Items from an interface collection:
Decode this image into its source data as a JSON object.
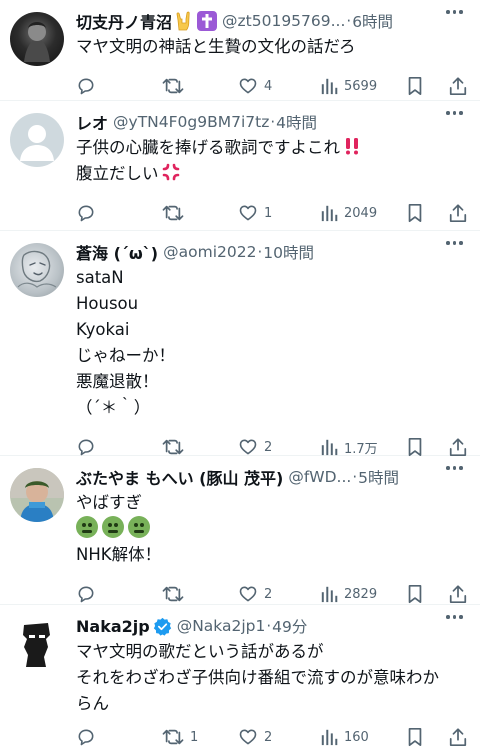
{
  "replies": [
    {
      "name": "切支丹ノ青沼",
      "handle": "@zt50195769...",
      "time": "6時間",
      "lines": [
        "マヤ文明の神話と生贄の文化の話だろ"
      ],
      "reply_count": "",
      "retweets": "",
      "likes": "4",
      "views": "5699",
      "name_emojis": [
        "sign-of-horns-emoji",
        "latin-cross-emoji"
      ]
    },
    {
      "name": "レオ",
      "handle": "@yTN4F0g9BM7i7tz",
      "time": "4時間",
      "lines": [
        "子供の心臓を捧げる歌詞ですよこれ",
        "腹立だしい"
      ],
      "reply_count": "",
      "retweets": "",
      "likes": "1",
      "views": "2049",
      "line_emojis": [
        "double-exclamation-emoji",
        "anger-symbol-emoji"
      ]
    },
    {
      "name": "蒼海 (´ω`)",
      "handle": "@aomi2022",
      "time": "10時間",
      "lines": [
        "sataN",
        "Housou",
        "Kyokai",
        "じゃねーか！",
        "悪魔退散！",
        "（´＊｀）"
      ],
      "reply_count": "",
      "retweets": "",
      "likes": "2",
      "views": "1.7万"
    },
    {
      "name": "ぶたやま もへい (豚山 茂平)",
      "handle": "@fWD...",
      "time": "5時間",
      "lines": [
        "やばすぎ",
        "",
        "NHK解体！"
      ],
      "reply_count": "",
      "retweets": "",
      "likes": "2",
      "views": "2829",
      "line_emojis": [
        "nauseated-face-emoji"
      ]
    },
    {
      "name": "Naka2jp",
      "handle": "@Naka2jp1",
      "time": "49分",
      "lines": [
        "マヤ文明の歌だという話があるが",
        "それをわざわざ子供向け番組で流すのが意味わか",
        "らん"
      ],
      "reply_count": "",
      "retweets": "1",
      "likes": "2",
      "views": "160",
      "verified": true
    }
  ],
  "separator": "·",
  "colors": {
    "text": "#0f1419",
    "secondary": "#536471",
    "border": "#eff3f4",
    "verified": "#1d9bf0"
  }
}
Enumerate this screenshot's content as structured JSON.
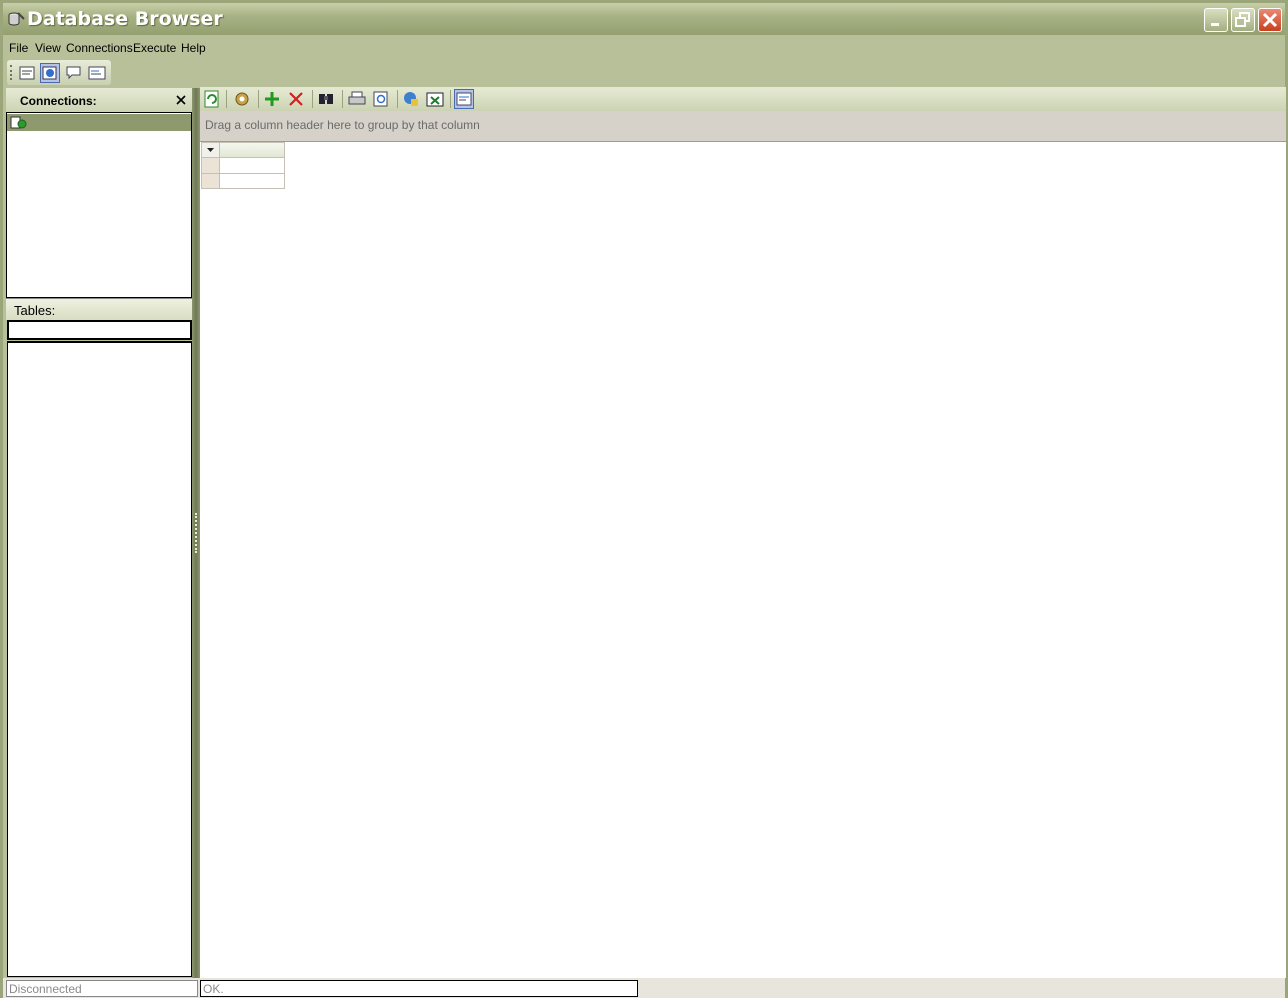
{
  "window": {
    "title": "Database Browser"
  },
  "menu": {
    "items": [
      "File",
      "View",
      "Connections",
      "Execute",
      "Help"
    ]
  },
  "toolbar": {
    "buttons": [
      "sql-editor-icon",
      "browse-icon",
      "chat-icon",
      "properties-icon"
    ],
    "active": "browse-icon"
  },
  "connections": {
    "title": "Connections:"
  },
  "tables": {
    "title": "Tables:",
    "filter_value": ""
  },
  "grid": {
    "group_panel_text": "Drag a column header here to group by that column"
  },
  "status": {
    "connection": "Disconnected",
    "message": "OK."
  },
  "colors": {
    "frame": "#b8c09a",
    "selected_row": "#8e9a6e",
    "close_button": "#d84a28"
  }
}
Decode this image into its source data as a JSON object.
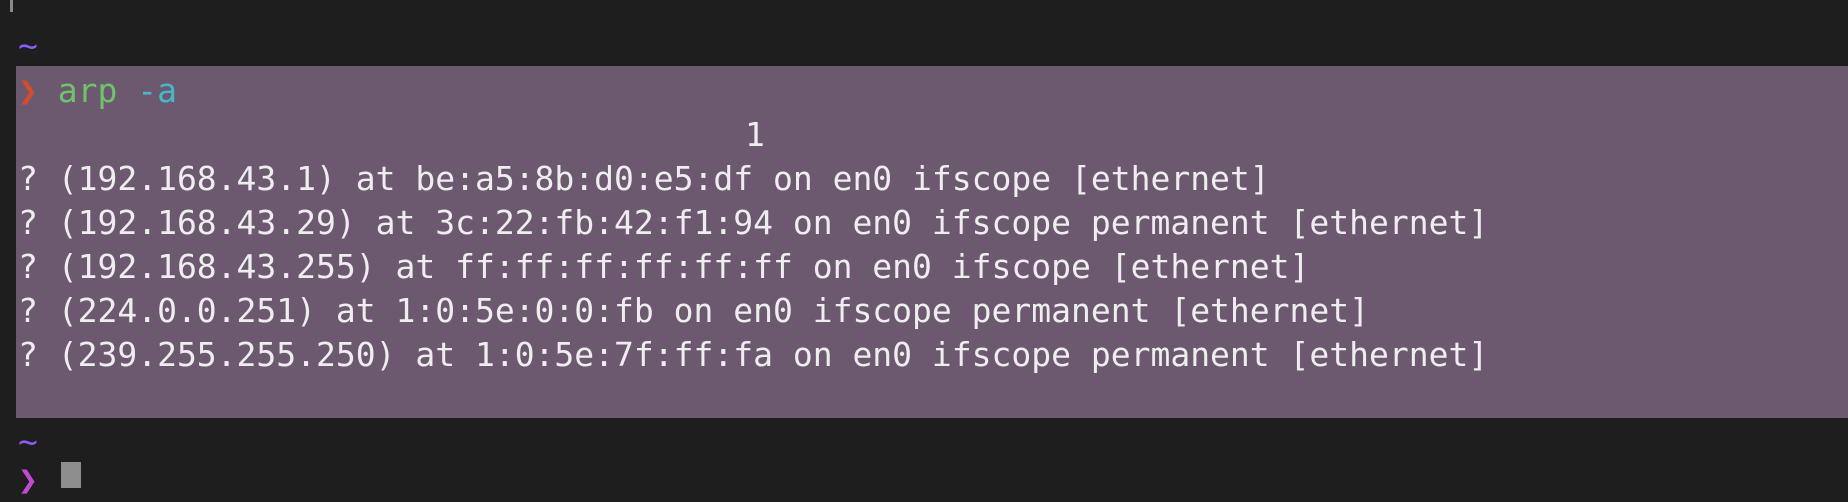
{
  "top_prompt": {
    "tilde": "~"
  },
  "command_block": {
    "prompt_symbol": "❯",
    "command": "arp",
    "argument": "-a",
    "count_line": "1",
    "output_lines": [
      "? (192.168.43.1) at be:a5:8b:d0:e5:df on en0 ifscope [ethernet]",
      "? (192.168.43.29) at 3c:22:fb:42:f1:94 on en0 ifscope permanent [ethernet]",
      "? (192.168.43.255) at ff:ff:ff:ff:ff:ff on en0 ifscope [ethernet]",
      "? (224.0.0.251) at 1:0:5e:0:0:fb on en0 ifscope permanent [ethernet]",
      "? (239.255.255.250) at 1:0:5e:7f:ff:fa on en0 ifscope permanent [ethernet]"
    ]
  },
  "bottom_prompt": {
    "tilde": "~",
    "prompt_symbol": "❯"
  },
  "colors": {
    "background": "#1e1e1e",
    "highlight": "#6c5970",
    "tilde": "#8b5cf6",
    "prompt_arrow": "#d14d2e",
    "command": "#6fc36a",
    "argument": "#47b8c9",
    "text": "#eeeeee"
  }
}
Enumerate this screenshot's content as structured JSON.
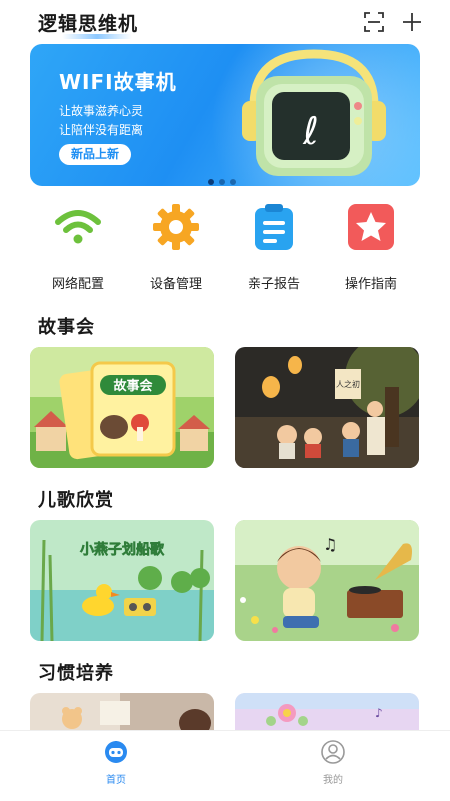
{
  "header": {
    "title": "逻辑思维机",
    "scan_icon": "scan-icon",
    "add_icon": "plus-icon"
  },
  "banner": {
    "title": "WIFI故事机",
    "subtitle1": "让故事滋养心灵",
    "subtitle2": "让陪伴没有距离",
    "badge": "新品上新",
    "page_count": 3,
    "active_page": 1
  },
  "quick_actions": [
    {
      "label": "网络配置",
      "icon": "wifi-icon",
      "color": "#6dc13c"
    },
    {
      "label": "设备管理",
      "icon": "gear-icon",
      "color": "#f7a623"
    },
    {
      "label": "亲子报告",
      "icon": "clipboard-icon",
      "color": "#29a3f0"
    },
    {
      "label": "操作指南",
      "icon": "star-icon",
      "color": "#f25a5a"
    }
  ],
  "sections": [
    {
      "title": "故事会",
      "cards": [
        {
          "text": "故事会"
        },
        {
          "text": "人之初"
        }
      ]
    },
    {
      "title": "儿歌欣赏",
      "cards": [
        {
          "text": "小燕子划船歌"
        },
        {
          "text": ""
        }
      ]
    },
    {
      "title": "习惯培养",
      "cards": [
        {
          "text": ""
        },
        {
          "text": ""
        }
      ]
    }
  ],
  "tabbar": {
    "items": [
      {
        "label": "首页",
        "icon": "robot-home-icon",
        "active": true
      },
      {
        "label": "我的",
        "icon": "user-icon",
        "active": false
      }
    ]
  },
  "colors": {
    "accent": "#1e8ff3",
    "tab_active": "#2a8af0",
    "tab_inactive": "#999999"
  }
}
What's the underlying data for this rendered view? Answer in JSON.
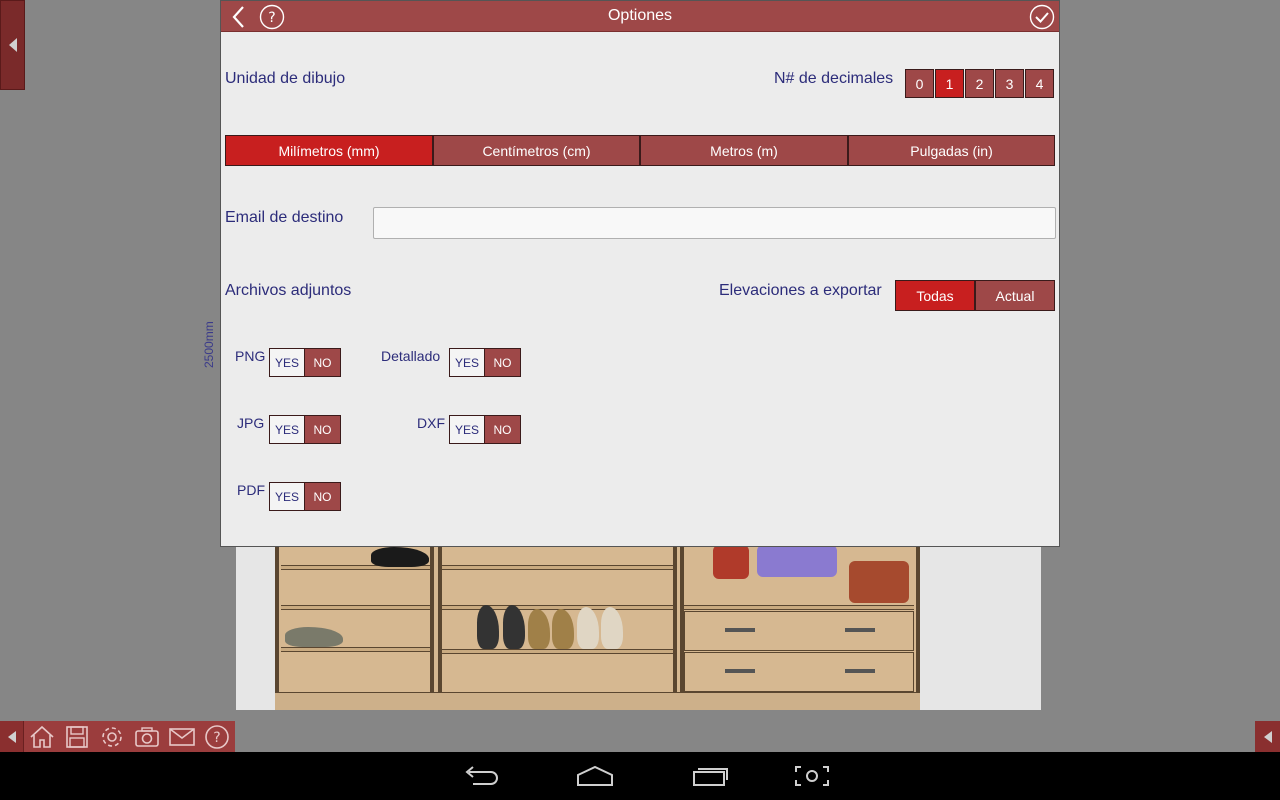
{
  "background": {
    "dimension_label": "2500mm"
  },
  "dialog": {
    "title": "Optiones",
    "drawing_unit_label": "Unidad de dibujo",
    "decimals_label": "N# de decimales",
    "decimals": [
      "0",
      "1",
      "2",
      "3",
      "4"
    ],
    "decimals_selected": "1",
    "units": [
      "Milímetros (mm)",
      "Centímetros (cm)",
      "Metros (m)",
      "Pulgadas (in)"
    ],
    "units_selected": "Milímetros (mm)",
    "email_label": "Email de destino",
    "email_value": "",
    "attachments_label": "Archivos adjuntos",
    "elevations_label": "Elevaciones a exportar",
    "elevations": [
      "Todas",
      "Actual"
    ],
    "elevations_selected": "Todas",
    "toggles": {
      "png": {
        "label": "PNG",
        "yes": "YES",
        "no": "NO",
        "value": "NO"
      },
      "jpg": {
        "label": "JPG",
        "yes": "YES",
        "no": "NO",
        "value": "NO"
      },
      "pdf": {
        "label": "PDF",
        "yes": "YES",
        "no": "NO",
        "value": "NO"
      },
      "detallado": {
        "label": "Detallado",
        "yes": "YES",
        "no": "NO",
        "value": "NO"
      },
      "dxf": {
        "label": "DXF",
        "yes": "YES",
        "no": "NO",
        "value": "NO"
      }
    }
  },
  "toolbar": {
    "icons": [
      "home-icon",
      "save-icon",
      "gear-icon",
      "camera-icon",
      "mail-icon",
      "help-icon"
    ]
  },
  "colors": {
    "accent": "#9e4848",
    "active": "#c81f1f",
    "label_text": "#2c2c7a"
  }
}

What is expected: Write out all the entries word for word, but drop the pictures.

Exercise output:
Decode this image into its source data as a JSON object.
{
  "replies": [
    {
      "name": "切支丹ノ青沼",
      "handle": "@zt50195769...",
      "time": "6時間",
      "lines": [
        "マヤ文明の神話と生贄の文化の話だろ"
      ],
      "reply_count": "",
      "retweets": "",
      "likes": "4",
      "views": "5699",
      "name_emojis": [
        "sign-of-horns-emoji",
        "latin-cross-emoji"
      ]
    },
    {
      "name": "レオ",
      "handle": "@yTN4F0g9BM7i7tz",
      "time": "4時間",
      "lines": [
        "子供の心臓を捧げる歌詞ですよこれ",
        "腹立だしい"
      ],
      "reply_count": "",
      "retweets": "",
      "likes": "1",
      "views": "2049",
      "line_emojis": [
        "double-exclamation-emoji",
        "anger-symbol-emoji"
      ]
    },
    {
      "name": "蒼海 (´ω`)",
      "handle": "@aomi2022",
      "time": "10時間",
      "lines": [
        "sataN",
        "Housou",
        "Kyokai",
        "じゃねーか！",
        "悪魔退散！",
        "（´＊｀）"
      ],
      "reply_count": "",
      "retweets": "",
      "likes": "2",
      "views": "1.7万"
    },
    {
      "name": "ぶたやま もへい (豚山 茂平)",
      "handle": "@fWD...",
      "time": "5時間",
      "lines": [
        "やばすぎ",
        "",
        "NHK解体！"
      ],
      "reply_count": "",
      "retweets": "",
      "likes": "2",
      "views": "2829",
      "line_emojis": [
        "nauseated-face-emoji"
      ]
    },
    {
      "name": "Naka2jp",
      "handle": "@Naka2jp1",
      "time": "49分",
      "lines": [
        "マヤ文明の歌だという話があるが",
        "それをわざわざ子供向け番組で流すのが意味わか",
        "らん"
      ],
      "reply_count": "",
      "retweets": "1",
      "likes": "2",
      "views": "160",
      "verified": true
    }
  ],
  "separator": "·",
  "colors": {
    "text": "#0f1419",
    "secondary": "#536471",
    "border": "#eff3f4",
    "verified": "#1d9bf0"
  }
}
Enumerate this screenshot's content as structured JSON.
{
  "window": {
    "title": "Database Browser"
  },
  "menu": {
    "items": [
      "File",
      "View",
      "Connections",
      "Execute",
      "Help"
    ]
  },
  "toolbar": {
    "buttons": [
      "sql-editor-icon",
      "browse-icon",
      "chat-icon",
      "properties-icon"
    ],
    "active": "browse-icon"
  },
  "connections": {
    "title": "Connections:"
  },
  "tables": {
    "title": "Tables:",
    "filter_value": ""
  },
  "grid": {
    "group_panel_text": "Drag a column header here to group by that column"
  },
  "status": {
    "connection": "Disconnected",
    "message": "OK."
  },
  "colors": {
    "frame": "#b8c09a",
    "selected_row": "#8e9a6e",
    "close_button": "#d84a28"
  }
}
Decode this image into its source data as a JSON object.
{
  "top_prompt": {
    "tilde": "~"
  },
  "command_block": {
    "prompt_symbol": "❯",
    "command": "arp",
    "argument": "-a",
    "count_line": "1",
    "output_lines": [
      "? (192.168.43.1) at be:a5:8b:d0:e5:df on en0 ifscope [ethernet]",
      "? (192.168.43.29) at 3c:22:fb:42:f1:94 on en0 ifscope permanent [ethernet]",
      "? (192.168.43.255) at ff:ff:ff:ff:ff:ff on en0 ifscope [ethernet]",
      "? (224.0.0.251) at 1:0:5e:0:0:fb on en0 ifscope permanent [ethernet]",
      "? (239.255.255.250) at 1:0:5e:7f:ff:fa on en0 ifscope permanent [ethernet]"
    ]
  },
  "bottom_prompt": {
    "tilde": "~",
    "prompt_symbol": "❯"
  },
  "colors": {
    "background": "#1e1e1e",
    "highlight": "#6c5970",
    "tilde": "#8b5cf6",
    "prompt_arrow": "#d14d2e",
    "command": "#6fc36a",
    "argument": "#47b8c9",
    "text": "#eeeeee"
  }
}
Enumerate this screenshot's content as structured JSON.
{
  "header": {
    "title": "逻辑思维机",
    "scan_icon": "scan-icon",
    "add_icon": "plus-icon"
  },
  "banner": {
    "title": "WIFI故事机",
    "subtitle1": "让故事滋养心灵",
    "subtitle2": "让陪伴没有距离",
    "badge": "新品上新",
    "page_count": 3,
    "active_page": 1
  },
  "quick_actions": [
    {
      "label": "网络配置",
      "icon": "wifi-icon",
      "color": "#6dc13c"
    },
    {
      "label": "设备管理",
      "icon": "gear-icon",
      "color": "#f7a623"
    },
    {
      "label": "亲子报告",
      "icon": "clipboard-icon",
      "color": "#29a3f0"
    },
    {
      "label": "操作指南",
      "icon": "star-icon",
      "color": "#f25a5a"
    }
  ],
  "sections": [
    {
      "title": "故事会",
      "cards": [
        {
          "text": "故事会"
        },
        {
          "text": "人之初"
        }
      ]
    },
    {
      "title": "儿歌欣赏",
      "cards": [
        {
          "text": "小燕子划船歌"
        },
        {
          "text": ""
        }
      ]
    },
    {
      "title": "习惯培养",
      "cards": [
        {
          "text": ""
        },
        {
          "text": ""
        }
      ]
    }
  ],
  "tabbar": {
    "items": [
      {
        "label": "首页",
        "icon": "robot-home-icon",
        "active": true
      },
      {
        "label": "我的",
        "icon": "user-icon",
        "active": false
      }
    ]
  },
  "colors": {
    "accent": "#1e8ff3",
    "tab_active": "#2a8af0",
    "tab_inactive": "#999999"
  }
}
What's the underlying data for this rendered view? Answer in JSON.
{
  "background": {
    "dimension_label": "2500mm"
  },
  "dialog": {
    "title": "Optiones",
    "drawing_unit_label": "Unidad de dibujo",
    "decimals_label": "N# de decimales",
    "decimals": [
      "0",
      "1",
      "2",
      "3",
      "4"
    ],
    "decimals_selected": "1",
    "units": [
      "Milímetros (mm)",
      "Centímetros (cm)",
      "Metros (m)",
      "Pulgadas (in)"
    ],
    "units_selected": "Milímetros (mm)",
    "email_label": "Email de destino",
    "email_value": "",
    "attachments_label": "Archivos adjuntos",
    "elevations_label": "Elevaciones a exportar",
    "elevations": [
      "Todas",
      "Actual"
    ],
    "elevations_selected": "Todas",
    "toggles": {
      "png": {
        "label": "PNG",
        "yes": "YES",
        "no": "NO",
        "value": "NO"
      },
      "jpg": {
        "label": "JPG",
        "yes": "YES",
        "no": "NO",
        "value": "NO"
      },
      "pdf": {
        "label": "PDF",
        "yes": "YES",
        "no": "NO",
        "value": "NO"
      },
      "detallado": {
        "label": "Detallado",
        "yes": "YES",
        "no": "NO",
        "value": "NO"
      },
      "dxf": {
        "label": "DXF",
        "yes": "YES",
        "no": "NO",
        "value": "NO"
      }
    }
  },
  "toolbar": {
    "icons": [
      "home-icon",
      "save-icon",
      "gear-icon",
      "camera-icon",
      "mail-icon",
      "help-icon"
    ]
  },
  "colors": {
    "accent": "#9e4848",
    "active": "#c81f1f",
    "label_text": "#2c2c7a"
  }
}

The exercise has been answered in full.